   1) Rule of Law and the separation of powers; argument in Heart of Atlanta

  2) Federalism, Separation of Powers

  3) Critics of the Rule of Law: Howard Zinn, Legal Realism, Critical Legal Studies

  4) CLS & Shelley v. Kraemer; the role of Discretion (Equity, Jury Nullification)

  5) Rules vs. standards/discretion; Natural Law versus Positivism

    FIRST EXAMINATION

   6) Natural Law and the Rule of Law; exams returned.  Reading: Forte article (above).

   7) Natural Law: read Riggs v. Palmer (above)

   8) Riggs; Dworkin's theory of interpretation; Natural Law in US history

   9) Natural Law and the US Constitution

    10)  Constitutional Interpretation: Bork and Original Intent

    11)    Originalism and the Problem of Intention

    12)    Originalism Critiqued    

    13)   Equal Protection: read "Harrison Bergeron"

    14)    Equal Protection: what is equality?

    15)    Equal Protection: the Race Paradigm

     16)   Equal Protection: Gender

     17)    SECOND EXAM

      18)      Equal Protection: Disability

       19)     Equal Protection: Affirmative Action

       20)    Equal Protection: Bush v. Gore

       21)   Last Class: Final Essay given out

 

CLASS OUTLINE:

I.                   The Rule of Law: The American ideal of the “rule of law not men”

A. Interpretations of the Rule of Law

The law of rules; Separation of Powers; Natural Law; Common Law

B   Departures from the Rule of Law

            Equity; Jury Nullification; official discretion

C.                 The Radical Critique

Legal Realism, Critical Legal Studies, the Indeterminacy Thesis

II.                Law and Morality: Natural Law versus Positivism

A.     Legal Positivism: legal authority is distinct from moral authority

John Austin: law is the command of a sovereign                                    

HLA Hart: law is the union of primary and secondary rules

B.     Natural Law: Law’s authority derives from its moral authority     

Aquinas: the purpose of law is to promote the common good           

Fuller: law’s inner morality respects human autonomy           

Dworkin: legal interpretation requires the use of moral principles

C.     The problem of international law and “crimes against humanity”

 

III.             The Constitution and the Judiciary

A. The Idea of a Written Constitution; Constitution as Higher Law

B. Judicial Review and Democracy

            Ely and “representation-reinforcing” role of judicial review

C. Constitutional Interpretation

            Dworkin: interpretation is holistic and value-based                                          

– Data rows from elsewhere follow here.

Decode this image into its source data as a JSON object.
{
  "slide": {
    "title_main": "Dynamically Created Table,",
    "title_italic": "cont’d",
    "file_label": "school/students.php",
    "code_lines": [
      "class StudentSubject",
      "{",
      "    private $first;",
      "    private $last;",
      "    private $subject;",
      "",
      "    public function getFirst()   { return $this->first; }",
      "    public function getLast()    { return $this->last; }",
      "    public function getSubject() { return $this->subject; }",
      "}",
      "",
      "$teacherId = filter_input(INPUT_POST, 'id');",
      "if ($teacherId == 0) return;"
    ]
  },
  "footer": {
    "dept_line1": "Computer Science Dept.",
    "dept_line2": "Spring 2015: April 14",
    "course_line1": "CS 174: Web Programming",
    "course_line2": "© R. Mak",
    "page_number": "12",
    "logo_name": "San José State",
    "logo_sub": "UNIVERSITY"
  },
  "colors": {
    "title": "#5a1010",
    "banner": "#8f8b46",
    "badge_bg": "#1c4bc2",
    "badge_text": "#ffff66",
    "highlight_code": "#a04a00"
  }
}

            Bork: Interpretation is value-neutral and based on original intention

D. Law and Economics: justice as efficiency

E. The 9th Amendment and the Right to Privacy

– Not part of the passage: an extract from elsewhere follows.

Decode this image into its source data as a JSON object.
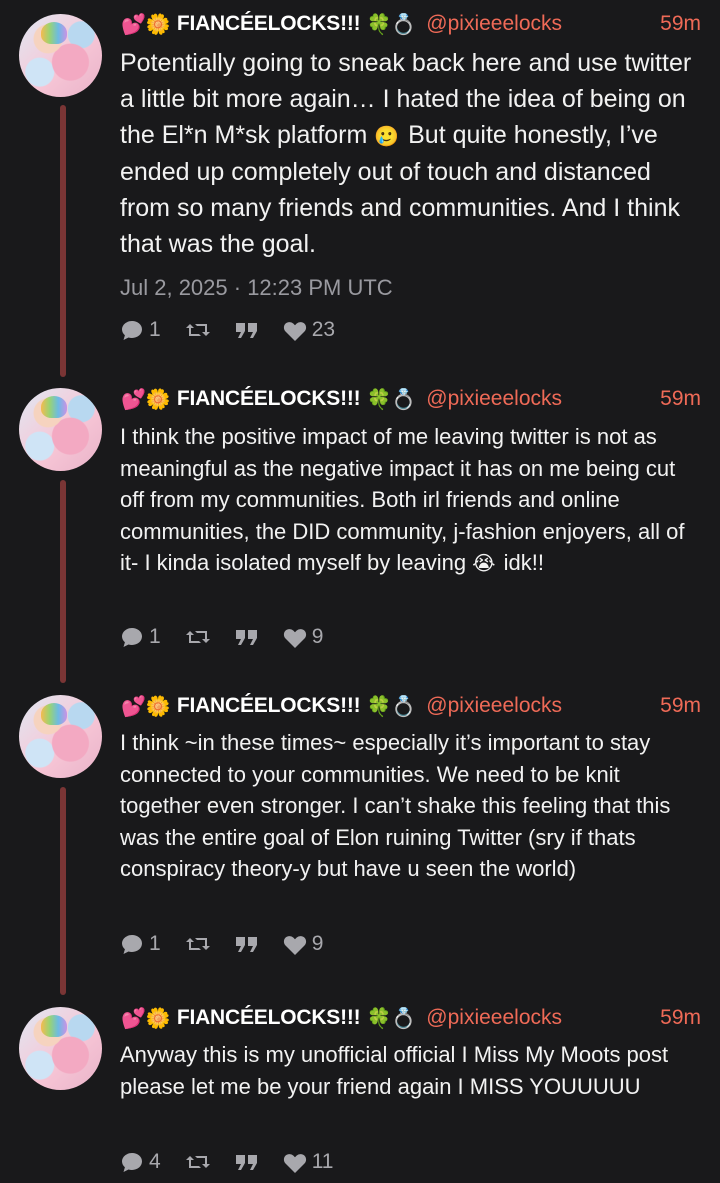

IV.              Equal Justice Under Law

A.     The Equal Protection Clause: equality and discrimination

B.     The Right to Vote

C.     Bush v. Gore and equal protection

 

Statement on the Use of Outside Sources in Essays:

All written work handed in for credit must be substantially your own.  Any use of the words or ideas of someone else (from the Internet, books, friends, etc.) must be acknowledged with proper citation form.  The citation must be sufficient to allow the reader to look up the source himself (this is especially important for web sites).

At the discretion of the instructor, the student may be asked to demonstrate orally to the satisfaction of the instructor that the work handed in is substantially original.